piątek, 9 kwietnia 2010

IHandler - How to obtain current selection based on ExecutionEvent object

The most common method of implementing custom handler is to subclass AbstractHandler. This very handy class reduce our work to fill just one method: execute(ExecutionEvent event). The entire stub looks as following:

import org.eclipse.core.commands.AbstractHandler;
import org.eclipse.core.commands.ExecutionEvent;
import org.eclipse.core.commands.ExecutionException;

public class MyCustomHandler extends AbstractHandler {

 public Object execute(ExecutionEvent event) throws ExecutionException {
  // TODO Auto-generated method stub
  return null;

The question is how to obtain selection? Actually it is fairly simple and needs employ HandlerUtil class. This class is particularity interesting as delivers couple of utility method for working with ExecutionEvent object.

Two exemplary methods for obtaining current selection looks as below:

// the most straightforward ;>
ISelection selection = HandlerUtil.getCurrentSelection(event);

// and another more elaborate
ISelection selection = HandlerUtil.getActiveWorkbenchWindow(event).getActivePage().getSelection();

ExecutionEvent javadoc:

The data object to pass to the command (and its handler) as it executes. This
carries information about the current state of the application, and the
application context in which the command was executed.

An execution event carries three blocks of data: the parameters, the trigger,
and the application context. How these blocks are used is application
dependent. In the Eclipse workbench, the trigger is an SWT event, and the
application context contains information about the selection and active part.

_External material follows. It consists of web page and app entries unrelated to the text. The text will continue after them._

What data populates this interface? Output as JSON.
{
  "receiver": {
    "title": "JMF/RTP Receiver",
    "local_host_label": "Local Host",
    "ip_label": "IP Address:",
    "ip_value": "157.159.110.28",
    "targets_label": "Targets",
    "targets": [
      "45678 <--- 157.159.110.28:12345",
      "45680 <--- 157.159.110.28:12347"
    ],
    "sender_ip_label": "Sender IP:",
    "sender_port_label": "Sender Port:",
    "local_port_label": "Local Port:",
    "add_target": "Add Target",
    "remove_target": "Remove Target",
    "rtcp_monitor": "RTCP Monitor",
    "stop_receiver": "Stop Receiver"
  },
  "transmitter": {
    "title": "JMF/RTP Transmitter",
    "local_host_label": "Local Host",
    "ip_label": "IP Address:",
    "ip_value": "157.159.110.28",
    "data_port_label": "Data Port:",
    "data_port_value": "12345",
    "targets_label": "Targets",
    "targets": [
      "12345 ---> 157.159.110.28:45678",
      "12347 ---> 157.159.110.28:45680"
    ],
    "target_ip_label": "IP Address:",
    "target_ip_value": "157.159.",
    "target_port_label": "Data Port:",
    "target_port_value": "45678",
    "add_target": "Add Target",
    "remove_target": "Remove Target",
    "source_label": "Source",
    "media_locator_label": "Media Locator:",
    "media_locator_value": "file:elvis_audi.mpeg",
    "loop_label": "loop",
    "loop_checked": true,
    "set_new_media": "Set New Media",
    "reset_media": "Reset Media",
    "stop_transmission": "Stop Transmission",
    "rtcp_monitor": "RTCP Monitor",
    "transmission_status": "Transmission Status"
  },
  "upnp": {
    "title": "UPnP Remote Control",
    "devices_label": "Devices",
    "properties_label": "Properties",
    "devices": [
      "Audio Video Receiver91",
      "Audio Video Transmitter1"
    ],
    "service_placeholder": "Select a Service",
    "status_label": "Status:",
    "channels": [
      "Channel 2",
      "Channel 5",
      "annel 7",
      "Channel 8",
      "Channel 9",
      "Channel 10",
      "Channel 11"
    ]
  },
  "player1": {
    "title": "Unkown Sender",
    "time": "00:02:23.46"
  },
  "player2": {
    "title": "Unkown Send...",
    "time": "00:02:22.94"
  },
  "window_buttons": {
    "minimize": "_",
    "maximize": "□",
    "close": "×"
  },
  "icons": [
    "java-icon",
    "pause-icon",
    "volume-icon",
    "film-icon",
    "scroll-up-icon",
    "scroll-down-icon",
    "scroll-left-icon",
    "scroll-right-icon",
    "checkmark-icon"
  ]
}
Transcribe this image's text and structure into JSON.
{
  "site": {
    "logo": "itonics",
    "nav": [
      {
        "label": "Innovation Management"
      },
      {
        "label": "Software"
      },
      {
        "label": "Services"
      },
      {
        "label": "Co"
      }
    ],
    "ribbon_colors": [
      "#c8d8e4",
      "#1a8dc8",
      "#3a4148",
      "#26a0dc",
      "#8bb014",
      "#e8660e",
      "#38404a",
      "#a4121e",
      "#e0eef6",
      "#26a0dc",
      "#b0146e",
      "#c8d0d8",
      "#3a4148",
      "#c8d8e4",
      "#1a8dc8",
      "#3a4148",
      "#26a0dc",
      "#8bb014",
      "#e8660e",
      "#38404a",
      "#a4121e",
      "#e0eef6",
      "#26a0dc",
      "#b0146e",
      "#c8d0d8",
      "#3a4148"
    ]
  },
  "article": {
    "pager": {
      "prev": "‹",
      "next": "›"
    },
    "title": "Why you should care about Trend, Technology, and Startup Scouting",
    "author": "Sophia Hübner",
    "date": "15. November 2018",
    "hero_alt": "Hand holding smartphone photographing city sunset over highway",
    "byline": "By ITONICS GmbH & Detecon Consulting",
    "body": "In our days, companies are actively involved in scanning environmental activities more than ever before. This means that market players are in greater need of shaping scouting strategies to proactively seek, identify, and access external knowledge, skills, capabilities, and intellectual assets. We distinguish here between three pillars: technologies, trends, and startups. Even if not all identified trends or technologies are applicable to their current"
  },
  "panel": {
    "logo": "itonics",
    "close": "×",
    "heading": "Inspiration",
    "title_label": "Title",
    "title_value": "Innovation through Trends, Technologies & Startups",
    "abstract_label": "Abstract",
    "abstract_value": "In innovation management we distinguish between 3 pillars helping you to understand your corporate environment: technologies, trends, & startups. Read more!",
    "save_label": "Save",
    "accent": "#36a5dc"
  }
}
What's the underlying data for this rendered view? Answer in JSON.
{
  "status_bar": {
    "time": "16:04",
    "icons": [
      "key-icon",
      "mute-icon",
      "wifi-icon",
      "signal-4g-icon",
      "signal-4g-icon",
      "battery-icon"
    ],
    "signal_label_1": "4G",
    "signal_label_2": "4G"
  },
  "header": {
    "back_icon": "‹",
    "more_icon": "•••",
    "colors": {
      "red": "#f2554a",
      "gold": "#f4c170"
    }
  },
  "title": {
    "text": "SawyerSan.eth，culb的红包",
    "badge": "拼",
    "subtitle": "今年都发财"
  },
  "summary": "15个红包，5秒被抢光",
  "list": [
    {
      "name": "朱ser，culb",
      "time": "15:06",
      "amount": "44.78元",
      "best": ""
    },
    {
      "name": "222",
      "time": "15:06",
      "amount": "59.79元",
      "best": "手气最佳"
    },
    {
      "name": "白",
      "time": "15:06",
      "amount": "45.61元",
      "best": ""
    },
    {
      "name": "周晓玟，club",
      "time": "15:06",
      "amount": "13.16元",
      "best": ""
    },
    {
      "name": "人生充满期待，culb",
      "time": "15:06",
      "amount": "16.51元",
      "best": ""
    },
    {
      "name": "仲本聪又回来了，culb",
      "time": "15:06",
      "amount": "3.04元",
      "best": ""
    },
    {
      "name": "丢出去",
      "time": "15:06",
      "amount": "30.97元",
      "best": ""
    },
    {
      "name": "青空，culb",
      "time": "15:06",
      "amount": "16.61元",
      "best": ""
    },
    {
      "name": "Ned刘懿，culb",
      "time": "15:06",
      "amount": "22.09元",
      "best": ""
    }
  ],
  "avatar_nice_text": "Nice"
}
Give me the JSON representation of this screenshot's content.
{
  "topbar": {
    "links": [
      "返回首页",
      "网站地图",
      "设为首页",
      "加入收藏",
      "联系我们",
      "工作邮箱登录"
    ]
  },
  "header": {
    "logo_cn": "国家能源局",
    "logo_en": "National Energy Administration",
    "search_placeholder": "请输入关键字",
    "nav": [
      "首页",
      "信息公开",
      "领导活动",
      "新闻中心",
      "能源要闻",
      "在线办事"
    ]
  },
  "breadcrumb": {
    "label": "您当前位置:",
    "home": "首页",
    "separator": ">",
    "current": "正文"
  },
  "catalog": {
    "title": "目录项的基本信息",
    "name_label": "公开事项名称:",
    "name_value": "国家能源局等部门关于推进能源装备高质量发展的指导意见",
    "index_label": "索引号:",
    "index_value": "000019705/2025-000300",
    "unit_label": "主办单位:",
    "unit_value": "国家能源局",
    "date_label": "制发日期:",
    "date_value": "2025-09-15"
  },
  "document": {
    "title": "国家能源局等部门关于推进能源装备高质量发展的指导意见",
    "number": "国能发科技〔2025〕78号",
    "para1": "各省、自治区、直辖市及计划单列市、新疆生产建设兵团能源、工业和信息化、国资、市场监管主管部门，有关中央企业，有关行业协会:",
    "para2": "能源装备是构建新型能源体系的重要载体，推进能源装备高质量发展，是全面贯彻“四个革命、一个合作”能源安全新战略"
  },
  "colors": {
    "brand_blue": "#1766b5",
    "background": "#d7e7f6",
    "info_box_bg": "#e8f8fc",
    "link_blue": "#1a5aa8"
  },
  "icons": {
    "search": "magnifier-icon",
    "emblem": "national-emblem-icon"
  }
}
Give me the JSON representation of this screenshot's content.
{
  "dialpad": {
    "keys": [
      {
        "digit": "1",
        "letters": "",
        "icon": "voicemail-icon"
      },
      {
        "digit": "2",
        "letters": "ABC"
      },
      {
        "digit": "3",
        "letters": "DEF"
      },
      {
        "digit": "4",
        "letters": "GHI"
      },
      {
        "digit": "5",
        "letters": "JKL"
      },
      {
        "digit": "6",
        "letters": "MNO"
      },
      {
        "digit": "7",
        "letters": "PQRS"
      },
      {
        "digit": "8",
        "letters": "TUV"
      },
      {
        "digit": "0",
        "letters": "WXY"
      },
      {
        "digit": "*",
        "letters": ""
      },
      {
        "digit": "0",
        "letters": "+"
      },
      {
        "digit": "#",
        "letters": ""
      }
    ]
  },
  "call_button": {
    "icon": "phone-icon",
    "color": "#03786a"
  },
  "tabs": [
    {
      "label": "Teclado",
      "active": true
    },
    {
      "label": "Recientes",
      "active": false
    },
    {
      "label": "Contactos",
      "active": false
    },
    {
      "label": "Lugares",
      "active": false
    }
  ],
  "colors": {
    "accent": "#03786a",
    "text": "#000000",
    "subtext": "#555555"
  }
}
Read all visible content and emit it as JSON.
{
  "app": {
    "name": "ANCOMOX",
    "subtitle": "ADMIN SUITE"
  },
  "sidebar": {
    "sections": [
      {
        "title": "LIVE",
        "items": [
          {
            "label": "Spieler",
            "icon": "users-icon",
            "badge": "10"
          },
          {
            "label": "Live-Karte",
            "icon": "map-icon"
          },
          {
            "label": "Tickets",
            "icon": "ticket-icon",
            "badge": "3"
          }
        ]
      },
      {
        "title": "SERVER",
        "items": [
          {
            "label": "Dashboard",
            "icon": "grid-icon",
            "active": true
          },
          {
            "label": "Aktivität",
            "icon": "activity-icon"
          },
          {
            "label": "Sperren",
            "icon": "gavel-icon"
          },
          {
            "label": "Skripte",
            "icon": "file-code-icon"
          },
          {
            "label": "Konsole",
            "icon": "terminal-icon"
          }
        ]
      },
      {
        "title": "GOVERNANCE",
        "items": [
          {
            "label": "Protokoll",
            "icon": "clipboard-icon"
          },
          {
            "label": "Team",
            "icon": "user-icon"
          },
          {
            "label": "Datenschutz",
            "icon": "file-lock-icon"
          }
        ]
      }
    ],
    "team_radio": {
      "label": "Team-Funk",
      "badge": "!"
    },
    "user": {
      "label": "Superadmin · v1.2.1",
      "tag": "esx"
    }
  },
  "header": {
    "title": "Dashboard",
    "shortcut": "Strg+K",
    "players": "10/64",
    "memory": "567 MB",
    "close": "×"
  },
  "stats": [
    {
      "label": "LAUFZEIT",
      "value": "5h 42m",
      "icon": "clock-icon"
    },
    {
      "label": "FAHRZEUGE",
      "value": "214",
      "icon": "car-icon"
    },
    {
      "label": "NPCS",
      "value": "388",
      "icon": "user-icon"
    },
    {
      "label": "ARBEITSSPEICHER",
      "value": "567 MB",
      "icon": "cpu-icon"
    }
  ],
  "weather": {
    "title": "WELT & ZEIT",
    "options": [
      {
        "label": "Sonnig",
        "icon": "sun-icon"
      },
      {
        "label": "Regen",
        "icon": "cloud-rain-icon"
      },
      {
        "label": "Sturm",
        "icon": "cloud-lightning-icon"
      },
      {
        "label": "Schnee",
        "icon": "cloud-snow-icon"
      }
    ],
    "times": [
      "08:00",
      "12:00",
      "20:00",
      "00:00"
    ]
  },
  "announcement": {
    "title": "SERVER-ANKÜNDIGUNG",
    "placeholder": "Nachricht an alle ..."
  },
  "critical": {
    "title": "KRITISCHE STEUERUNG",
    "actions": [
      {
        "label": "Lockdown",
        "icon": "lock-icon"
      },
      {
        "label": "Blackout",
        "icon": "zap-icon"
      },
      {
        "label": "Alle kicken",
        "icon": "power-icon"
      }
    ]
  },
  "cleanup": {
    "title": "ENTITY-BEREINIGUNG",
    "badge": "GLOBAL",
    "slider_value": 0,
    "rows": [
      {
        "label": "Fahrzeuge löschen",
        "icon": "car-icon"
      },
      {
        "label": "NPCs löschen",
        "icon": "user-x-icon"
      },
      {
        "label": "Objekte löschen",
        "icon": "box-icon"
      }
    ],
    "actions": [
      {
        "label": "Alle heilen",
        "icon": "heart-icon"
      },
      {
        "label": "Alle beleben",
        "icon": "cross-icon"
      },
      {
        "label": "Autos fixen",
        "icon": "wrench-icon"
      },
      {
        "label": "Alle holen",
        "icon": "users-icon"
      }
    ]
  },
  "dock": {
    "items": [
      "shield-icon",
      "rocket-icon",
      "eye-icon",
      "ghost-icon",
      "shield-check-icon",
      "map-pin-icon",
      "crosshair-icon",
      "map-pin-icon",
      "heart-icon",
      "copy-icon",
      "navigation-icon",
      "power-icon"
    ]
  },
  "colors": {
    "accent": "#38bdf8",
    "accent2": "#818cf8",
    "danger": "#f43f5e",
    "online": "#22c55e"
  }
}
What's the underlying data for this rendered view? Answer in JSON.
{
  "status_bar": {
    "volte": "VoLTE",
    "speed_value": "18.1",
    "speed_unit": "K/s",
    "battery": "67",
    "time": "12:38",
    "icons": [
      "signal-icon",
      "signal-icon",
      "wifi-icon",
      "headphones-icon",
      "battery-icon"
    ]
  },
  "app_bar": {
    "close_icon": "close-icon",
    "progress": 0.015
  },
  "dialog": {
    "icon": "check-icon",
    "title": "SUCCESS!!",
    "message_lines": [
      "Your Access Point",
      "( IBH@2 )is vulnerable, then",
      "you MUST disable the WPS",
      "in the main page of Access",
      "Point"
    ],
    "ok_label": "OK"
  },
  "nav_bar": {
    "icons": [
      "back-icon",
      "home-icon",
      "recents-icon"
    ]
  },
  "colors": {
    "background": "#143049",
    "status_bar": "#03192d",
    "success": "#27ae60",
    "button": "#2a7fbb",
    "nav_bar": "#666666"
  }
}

And someshing more about handlers: org.eclipse.ui.handlers

Brak komentarzy:

Prześlij komentarz